Michaels Stores

(MIK) - Get Report

filed its delayed quarterly report late Tuesday and confirmed that there may be accounting discrepancies in its financials related to stock options granted before 2001.

The arts-and-crafts retailer became associated with the so-called options-backdating scandal on Wall Street last week when it delayed filing its 10-Q because its audit committee was reviewing past options-granting practices. In the Tuesday filing, the company said "certain non-routine" options grants may have used a measurement date to determine the exercise price of the options that differed from the measurement date recorded under its accounting policy before 2001.

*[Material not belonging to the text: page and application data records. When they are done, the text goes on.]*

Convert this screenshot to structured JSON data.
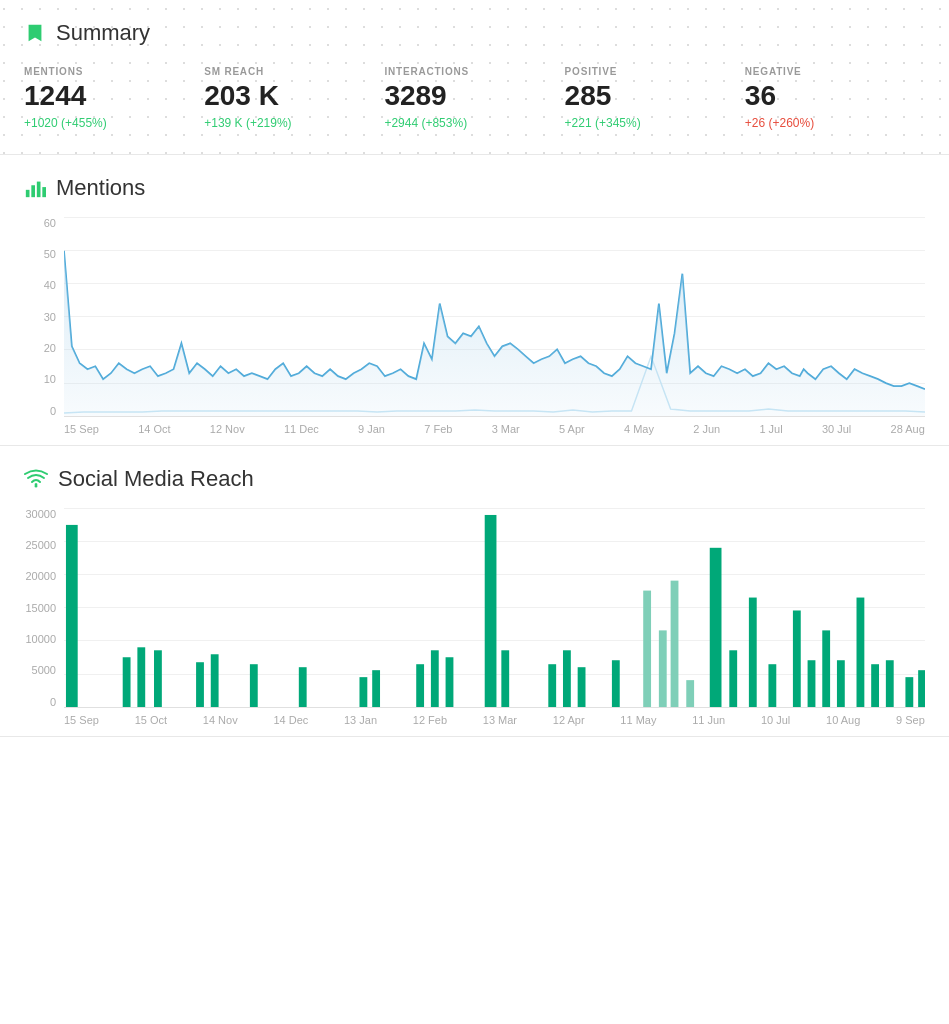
{
  "summary": {
    "title": "Summary",
    "stats": [
      {
        "label": "MENTIONS",
        "value": "1244",
        "change": "+1020 (+455%)",
        "change_type": "positive"
      },
      {
        "label": "SM REACH",
        "value": "203 K",
        "change": "+139 K (+219%)",
        "change_type": "positive"
      },
      {
        "label": "INTERACTIONS",
        "value": "3289",
        "change": "+2944 (+853%)",
        "change_type": "positive"
      },
      {
        "label": "POSITIVE",
        "value": "285",
        "change": "+221 (+345%)",
        "change_type": "positive"
      },
      {
        "label": "NEGATIVE",
        "value": "36",
        "change": "+26 (+260%)",
        "change_type": "negative"
      }
    ]
  },
  "mentions_chart": {
    "title": "Mentions",
    "y_labels": [
      "60",
      "50",
      "40",
      "30",
      "20",
      "10",
      "0"
    ],
    "x_labels": [
      "15 Sep",
      "14 Oct",
      "12 Nov",
      "11 Dec",
      "9 Jan",
      "7 Feb",
      "3 Mar",
      "5 Apr",
      "4 May",
      "2 Jun",
      "1 Jul",
      "30 Jul",
      "28 Aug"
    ]
  },
  "social_reach_chart": {
    "title": "Social Media Reach",
    "y_labels": [
      "30000",
      "25000",
      "20000",
      "15000",
      "10000",
      "5000",
      "0"
    ],
    "x_labels": [
      "15 Sep",
      "15 Oct",
      "14 Nov",
      "14 Dec",
      "13 Jan",
      "12 Feb",
      "13 Mar",
      "12 Apr",
      "11 May",
      "11 Jun",
      "10 Jul",
      "10 Aug",
      "9 Sep"
    ]
  },
  "colors": {
    "green": "#2ecc71",
    "blue": "#4aa8d8",
    "light_blue": "#b8d9ee",
    "teal": "#00a878",
    "light_teal": "#7fcfb8",
    "accent": "#2ecc71"
  }
}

The company said that non-cash-compensation cost related to that time period could potentially be recorded in an amount up to $60 million. Michaels said any restatements made to its financials as a result wouldn't affect total stockholders' equity. The company noted, though, that the audit committee hasn't reached any conclusions, and its review is ongoing.

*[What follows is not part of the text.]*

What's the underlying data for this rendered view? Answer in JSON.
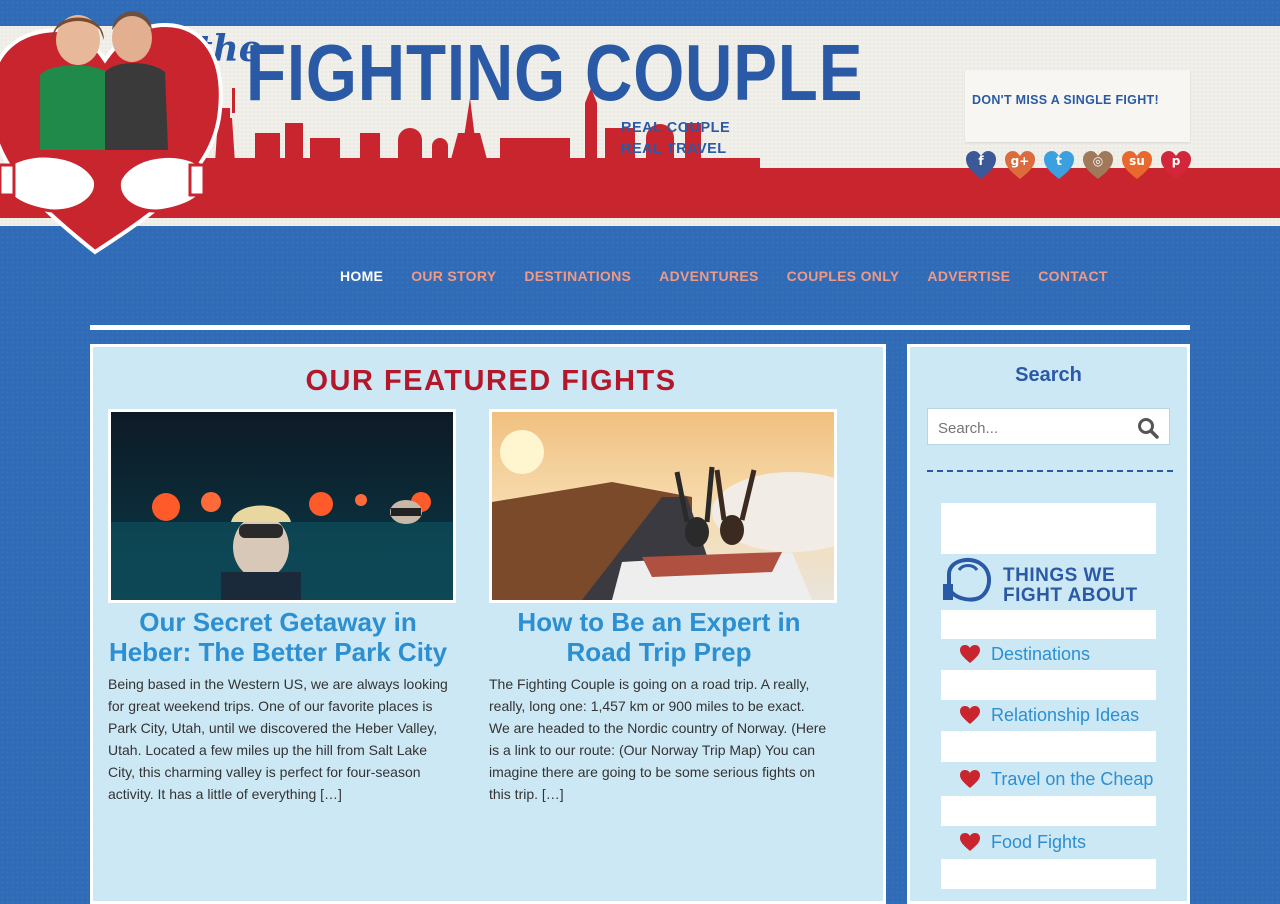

Michaels also reported that two shareholders have filed suits against the company and directors in recent days alleging breach of fiduciary duty, among other claims, related to the stock-options issues.

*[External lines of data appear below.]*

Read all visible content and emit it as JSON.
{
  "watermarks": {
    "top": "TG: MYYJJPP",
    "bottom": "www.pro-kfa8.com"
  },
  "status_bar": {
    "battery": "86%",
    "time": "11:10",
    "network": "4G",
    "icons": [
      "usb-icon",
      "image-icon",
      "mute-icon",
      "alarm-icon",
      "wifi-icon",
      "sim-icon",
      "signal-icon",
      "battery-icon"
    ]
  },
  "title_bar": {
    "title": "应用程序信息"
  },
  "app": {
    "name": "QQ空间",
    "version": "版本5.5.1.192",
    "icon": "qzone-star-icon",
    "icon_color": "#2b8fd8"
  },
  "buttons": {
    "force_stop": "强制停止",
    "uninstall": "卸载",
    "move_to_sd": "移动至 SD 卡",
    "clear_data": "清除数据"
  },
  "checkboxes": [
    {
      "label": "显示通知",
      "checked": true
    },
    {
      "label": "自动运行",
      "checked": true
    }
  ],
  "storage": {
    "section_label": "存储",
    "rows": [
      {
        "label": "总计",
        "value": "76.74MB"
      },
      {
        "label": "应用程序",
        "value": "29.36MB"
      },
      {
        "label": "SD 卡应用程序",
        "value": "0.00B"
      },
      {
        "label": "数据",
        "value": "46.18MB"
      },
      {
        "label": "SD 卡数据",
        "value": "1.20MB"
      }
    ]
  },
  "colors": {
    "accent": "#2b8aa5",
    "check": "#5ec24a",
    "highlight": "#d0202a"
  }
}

Last week, Michaels said that before 2001 it had granted stock options by using a process in which a board committee would approve stock-option grants under "unanimous consent resolutions" with effective dates "that generally preceded the date" on which the consents occurred. Such language suggested Michaels was involved in a practice that has drawn regulatory fire elsewhere in corporate America. The company said it's pursuing the probe voluntarily based on news reports about stock-options practices at other publicly traded companies.

Stock-options practices are currently being investigated by the

Securities & Exchange Commission

or federal prosecutors at over 30 companies, and a number of senior executives and directors have been fired or forced to resign as a result.

Stock options are designed to allow recipients to profit if a company's stock advances after the date they are granted. Typically, an option is supposed to be granted with an exercise price, or strike price, set at the market value of the stock on the date the company's board approves it. That way, options provide a performance incentive for employees and executives at a company because if its stock price declines below the strike price, the option is worthless.

Choosing a different date for the exercise price that falls sometime before the options were approved can remove that incentive, particularly if the chosen date falls on a day when the stock hit a historic low. That practice, which has given rise to the recent scandal, is essentially stealing money from other shareholders because the automatic value assigned to the options dilutes the value of other outstanding shares when they're exercised. Since such misconduct requires cooperation between the recipient of the options and the directors approving the options, it raises ethical questions along with legal, accounting and tax problems for a company.

Shares of Michaels closed down $1.29, or 3.4%, to $36.18 on Tuesday.